**Work task:** Would you copy every record exactly as it stands and drop the pictures?

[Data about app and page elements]
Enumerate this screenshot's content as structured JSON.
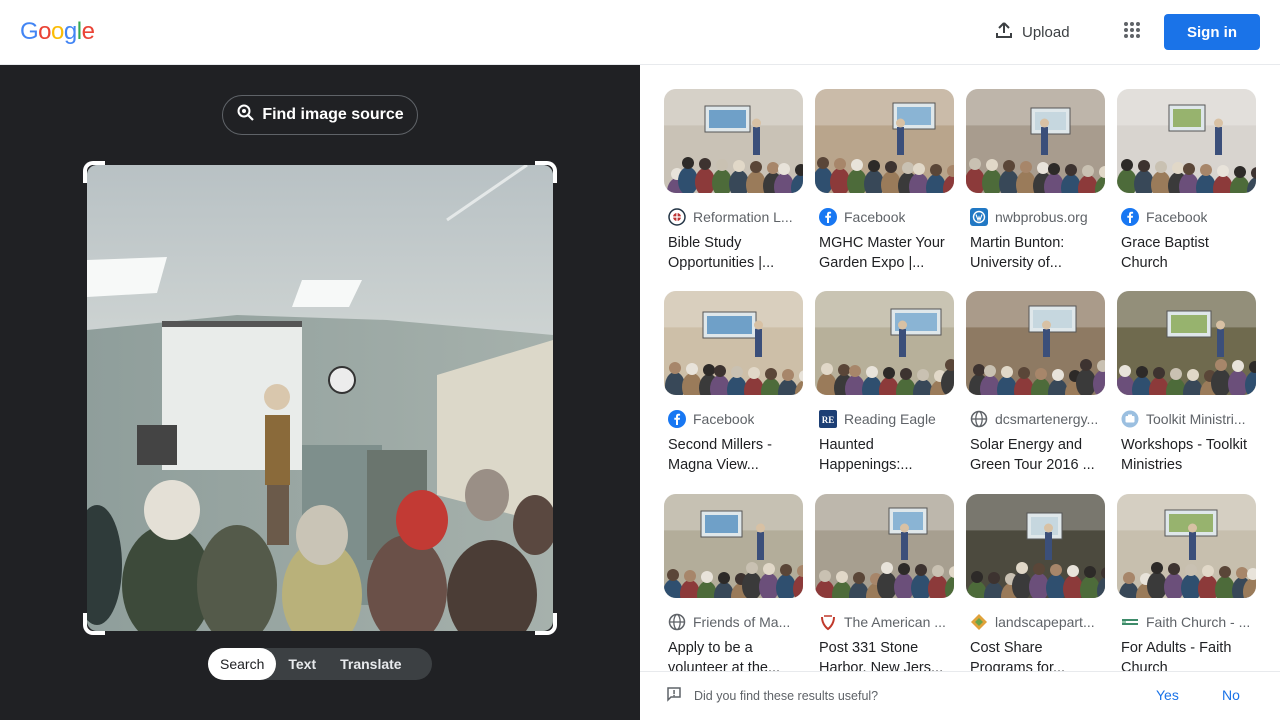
{
  "header": {
    "logo_letters": [
      "G",
      "o",
      "o",
      "g",
      "l",
      "e"
    ],
    "logo_colors": [
      "#4285F4",
      "#EA4335",
      "#FBBC05",
      "#4285F4",
      "#34A853",
      "#EA4335"
    ],
    "upload_label": "Upload",
    "sign_in_label": "Sign in",
    "sign_in_color": "#1a73e8"
  },
  "left": {
    "find_source_label": "Find image source",
    "modes": [
      "Search",
      "Text",
      "Translate"
    ],
    "active_mode": "Search"
  },
  "results": [
    {
      "source": "Reformation L...",
      "icon": "reformation-logo-icon",
      "title": "Bible Study Opportunities |...",
      "theme": "#c9c2b6"
    },
    {
      "source": "Facebook",
      "icon": "facebook-icon",
      "title": "MGHC Master Your Garden Expo |...",
      "theme": "#b9a58c"
    },
    {
      "source": "nwbprobus.org",
      "icon": "wordpress-icon",
      "title": "Martin Bunton: University of...",
      "theme": "#a89c8e"
    },
    {
      "source": "Facebook",
      "icon": "facebook-icon",
      "title": "Grace Baptist Church",
      "theme": "#d8d4cf"
    },
    {
      "source": "Facebook",
      "icon": "facebook-icon",
      "title": "Second Millers - Magna View...",
      "theme": "#cdbfa8"
    },
    {
      "source": "Reading Eagle",
      "icon": "reading-eagle-icon",
      "title": "Haunted Happenings:...",
      "theme": "#b7b09a"
    },
    {
      "source": "dcsmartenergy...",
      "icon": "globe-icon",
      "title": "Solar Energy and Green Tour 2016 ...",
      "theme": "#8e7a63"
    },
    {
      "source": "Toolkit Ministri...",
      "icon": "toolkit-icon",
      "title": "Workshops - Toolkit Ministries",
      "theme": "#6f6a4e"
    },
    {
      "source": "Friends of Ma...",
      "icon": "globe-icon",
      "title": "Apply to be a volunteer at the...",
      "theme": "#b3ad9a"
    },
    {
      "source": "The American ...",
      "icon": "american-legion-icon",
      "title": "Post 331 Stone Harbor, New Jers...",
      "theme": "#a79f90"
    },
    {
      "source": "landscapepart...",
      "icon": "landscape-icon",
      "title": "Cost Share Programs for...",
      "theme": "#4c4a3e"
    },
    {
      "source": "Faith Church - ...",
      "icon": "faith-church-icon",
      "title": "For Adults - Faith Church",
      "theme": "#c7bfae"
    }
  ],
  "feedback": {
    "question": "Did you find these results useful?",
    "yes": "Yes",
    "no": "No"
  }
}
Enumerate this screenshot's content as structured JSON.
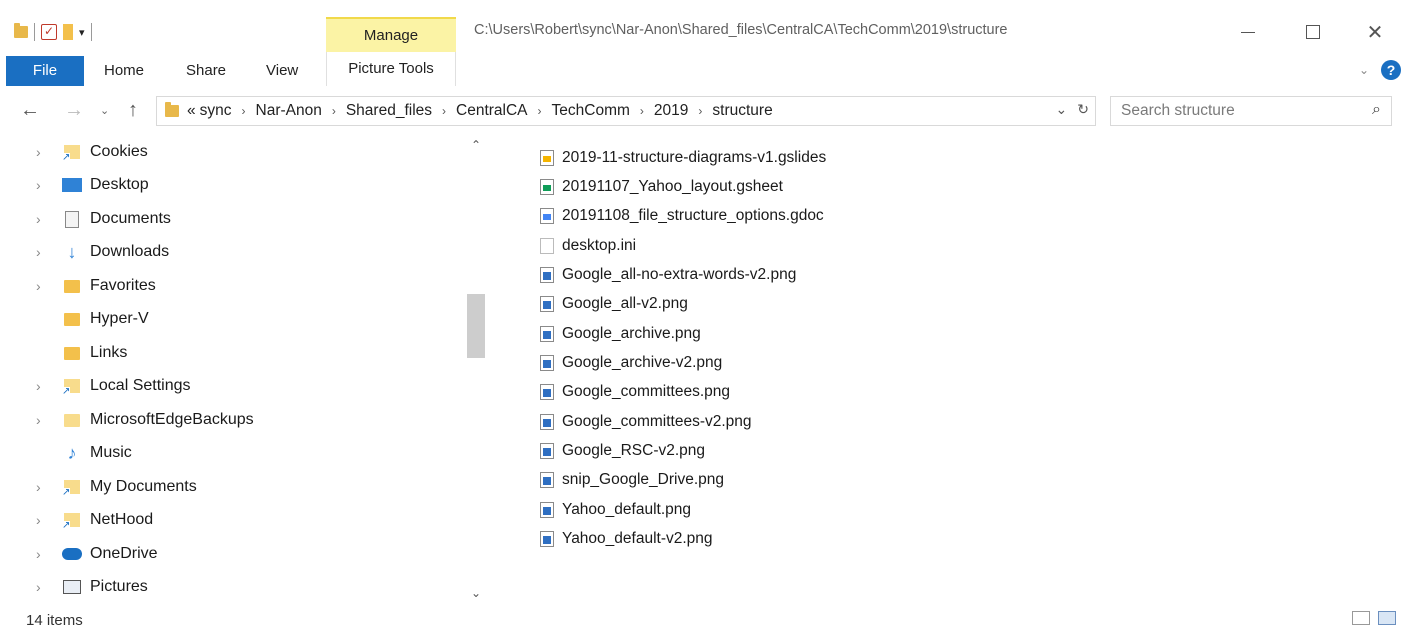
{
  "window": {
    "title_path": "C:\\Users\\Robert\\sync\\Nar-Anon\\Shared_files\\CentralCA\\TechComm\\2019\\structure",
    "manage_tab": "Manage",
    "controls": {
      "minimize": "—",
      "close": "✕"
    }
  },
  "ribbon": {
    "file": "File",
    "home": "Home",
    "share": "Share",
    "view": "View",
    "picture_tools": "Picture Tools"
  },
  "address": {
    "overflow": "«",
    "crumbs": [
      "sync",
      "Nar-Anon",
      "Shared_files",
      "CentralCA",
      "TechComm",
      "2019",
      "structure"
    ]
  },
  "search": {
    "placeholder": "Search structure"
  },
  "nav_pane": {
    "items": [
      {
        "label": "Cookies",
        "icon": "shortcut-folder-icon",
        "expandable": true
      },
      {
        "label": "Desktop",
        "icon": "desktop-icon",
        "expandable": true
      },
      {
        "label": "Documents",
        "icon": "documents-icon",
        "expandable": true
      },
      {
        "label": "Downloads",
        "icon": "download-arrow-icon",
        "expandable": true
      },
      {
        "label": "Favorites",
        "icon": "favorites-folder-icon",
        "expandable": true
      },
      {
        "label": "Hyper-V",
        "icon": "folder-icon",
        "expandable": false
      },
      {
        "label": "Links",
        "icon": "links-folder-icon",
        "expandable": false
      },
      {
        "label": "Local Settings",
        "icon": "shortcut-folder-icon",
        "expandable": true
      },
      {
        "label": "MicrosoftEdgeBackups",
        "icon": "folder-icon",
        "expandable": true
      },
      {
        "label": "Music",
        "icon": "music-note-icon",
        "expandable": false
      },
      {
        "label": "My Documents",
        "icon": "shortcut-folder-icon",
        "expandable": true
      },
      {
        "label": "NetHood",
        "icon": "shortcut-folder-icon",
        "expandable": true
      },
      {
        "label": "OneDrive",
        "icon": "onedrive-cloud-icon",
        "expandable": true
      },
      {
        "label": "Pictures",
        "icon": "pictures-icon",
        "expandable": true
      }
    ]
  },
  "files": [
    {
      "name": "2019-11-structure-diagrams-v1.gslides",
      "type": "slides"
    },
    {
      "name": "20191107_Yahoo_layout.gsheet",
      "type": "sheet"
    },
    {
      "name": "20191108_file_structure_options.gdoc",
      "type": "doc"
    },
    {
      "name": "desktop.ini",
      "type": "ini"
    },
    {
      "name": "Google_all-no-extra-words-v2.png",
      "type": "png"
    },
    {
      "name": "Google_all-v2.png",
      "type": "png"
    },
    {
      "name": "Google_archive.png",
      "type": "png"
    },
    {
      "name": "Google_archive-v2.png",
      "type": "png"
    },
    {
      "name": "Google_committees.png",
      "type": "png"
    },
    {
      "name": "Google_committees-v2.png",
      "type": "png"
    },
    {
      "name": "Google_RSC-v2.png",
      "type": "png"
    },
    {
      "name": "snip_Google_Drive.png",
      "type": "png"
    },
    {
      "name": "Yahoo_default.png",
      "type": "png"
    },
    {
      "name": "Yahoo_default-v2.png",
      "type": "png"
    }
  ],
  "status": {
    "items_count": "14 items"
  },
  "colors": {
    "accent": "#1a6fc2",
    "manage_highlight": "#fbf3a5"
  }
}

**Answer for the task:**
Enumerate this screenshot's content as structured JSON.
{
  "header": {
    "logo_letters": [
      "G",
      "o",
      "o",
      "g",
      "l",
      "e"
    ],
    "logo_colors": [
      "#4285F4",
      "#EA4335",
      "#FBBC05",
      "#4285F4",
      "#34A853",
      "#EA4335"
    ],
    "upload_label": "Upload",
    "sign_in_label": "Sign in",
    "sign_in_color": "#1a73e8"
  },
  "left": {
    "find_source_label": "Find image source",
    "modes": [
      "Search",
      "Text",
      "Translate"
    ],
    "active_mode": "Search"
  },
  "results": [
    {
      "source": "Reformation L...",
      "icon": "reformation-logo-icon",
      "title": "Bible Study Opportunities |...",
      "theme": "#c9c2b6"
    },
    {
      "source": "Facebook",
      "icon": "facebook-icon",
      "title": "MGHC Master Your Garden Expo |...",
      "theme": "#b9a58c"
    },
    {
      "source": "nwbprobus.org",
      "icon": "wordpress-icon",
      "title": "Martin Bunton: University of...",
      "theme": "#a89c8e"
    },
    {
      "source": "Facebook",
      "icon": "facebook-icon",
      "title": "Grace Baptist Church",
      "theme": "#d8d4cf"
    },
    {
      "source": "Facebook",
      "icon": "facebook-icon",
      "title": "Second Millers - Magna View...",
      "theme": "#cdbfa8"
    },
    {
      "source": "Reading Eagle",
      "icon": "reading-eagle-icon",
      "title": "Haunted Happenings:...",
      "theme": "#b7b09a"
    },
    {
      "source": "dcsmartenergy...",
      "icon": "globe-icon",
      "title": "Solar Energy and Green Tour 2016 ...",
      "theme": "#8e7a63"
    },
    {
      "source": "Toolkit Ministri...",
      "icon": "toolkit-icon",
      "title": "Workshops - Toolkit Ministries",
      "theme": "#6f6a4e"
    },
    {
      "source": "Friends of Ma...",
      "icon": "globe-icon",
      "title": "Apply to be a volunteer at the...",
      "theme": "#b3ad9a"
    },
    {
      "source": "The American ...",
      "icon": "american-legion-icon",
      "title": "Post 331 Stone Harbor, New Jers...",
      "theme": "#a79f90"
    },
    {
      "source": "landscapepart...",
      "icon": "landscape-icon",
      "title": "Cost Share Programs for...",
      "theme": "#4c4a3e"
    },
    {
      "source": "Faith Church - ...",
      "icon": "faith-church-icon",
      "title": "For Adults - Faith Church",
      "theme": "#c7bfae"
    }
  ],
  "feedback": {
    "question": "Did you find these results useful?",
    "yes": "Yes",
    "no": "No"
  }
}
Enumerate this screenshot's content as structured JSON.
{
  "window": {
    "title_path": "C:\\Users\\Robert\\sync\\Nar-Anon\\Shared_files\\CentralCA\\TechComm\\2019\\structure",
    "manage_tab": "Manage",
    "controls": {
      "minimize": "—",
      "close": "✕"
    }
  },
  "ribbon": {
    "file": "File",
    "home": "Home",
    "share": "Share",
    "view": "View",
    "picture_tools": "Picture Tools"
  },
  "address": {
    "overflow": "«",
    "crumbs": [
      "sync",
      "Nar-Anon",
      "Shared_files",
      "CentralCA",
      "TechComm",
      "2019",
      "structure"
    ]
  },
  "search": {
    "placeholder": "Search structure"
  },
  "nav_pane": {
    "items": [
      {
        "label": "Cookies",
        "icon": "shortcut-folder-icon",
        "expandable": true
      },
      {
        "label": "Desktop",
        "icon": "desktop-icon",
        "expandable": true
      },
      {
        "label": "Documents",
        "icon": "documents-icon",
        "expandable": true
      },
      {
        "label": "Downloads",
        "icon": "download-arrow-icon",
        "expandable": true
      },
      {
        "label": "Favorites",
        "icon": "favorites-folder-icon",
        "expandable": true
      },
      {
        "label": "Hyper-V",
        "icon": "folder-icon",
        "expandable": false
      },
      {
        "label": "Links",
        "icon": "links-folder-icon",
        "expandable": false
      },
      {
        "label": "Local Settings",
        "icon": "shortcut-folder-icon",
        "expandable": true
      },
      {
        "label": "MicrosoftEdgeBackups",
        "icon": "folder-icon",
        "expandable": true
      },
      {
        "label": "Music",
        "icon": "music-note-icon",
        "expandable": false
      },
      {
        "label": "My Documents",
        "icon": "shortcut-folder-icon",
        "expandable": true
      },
      {
        "label": "NetHood",
        "icon": "shortcut-folder-icon",
        "expandable": true
      },
      {
        "label": "OneDrive",
        "icon": "onedrive-cloud-icon",
        "expandable": true
      },
      {
        "label": "Pictures",
        "icon": "pictures-icon",
        "expandable": true
      }
    ]
  },
  "files": [
    {
      "name": "2019-11-structure-diagrams-v1.gslides",
      "type": "slides"
    },
    {
      "name": "20191107_Yahoo_layout.gsheet",
      "type": "sheet"
    },
    {
      "name": "20191108_file_structure_options.gdoc",
      "type": "doc"
    },
    {
      "name": "desktop.ini",
      "type": "ini"
    },
    {
      "name": "Google_all-no-extra-words-v2.png",
      "type": "png"
    },
    {
      "name": "Google_all-v2.png",
      "type": "png"
    },
    {
      "name": "Google_archive.png",
      "type": "png"
    },
    {
      "name": "Google_archive-v2.png",
      "type": "png"
    },
    {
      "name": "Google_committees.png",
      "type": "png"
    },
    {
      "name": "Google_committees-v2.png",
      "type": "png"
    },
    {
      "name": "Google_RSC-v2.png",
      "type": "png"
    },
    {
      "name": "snip_Google_Drive.png",
      "type": "png"
    },
    {
      "name": "Yahoo_default.png",
      "type": "png"
    },
    {
      "name": "Yahoo_default-v2.png",
      "type": "png"
    }
  ],
  "status": {
    "items_count": "14 items"
  },
  "colors": {
    "accent": "#1a6fc2",
    "manage_highlight": "#fbf3a5"
  }
}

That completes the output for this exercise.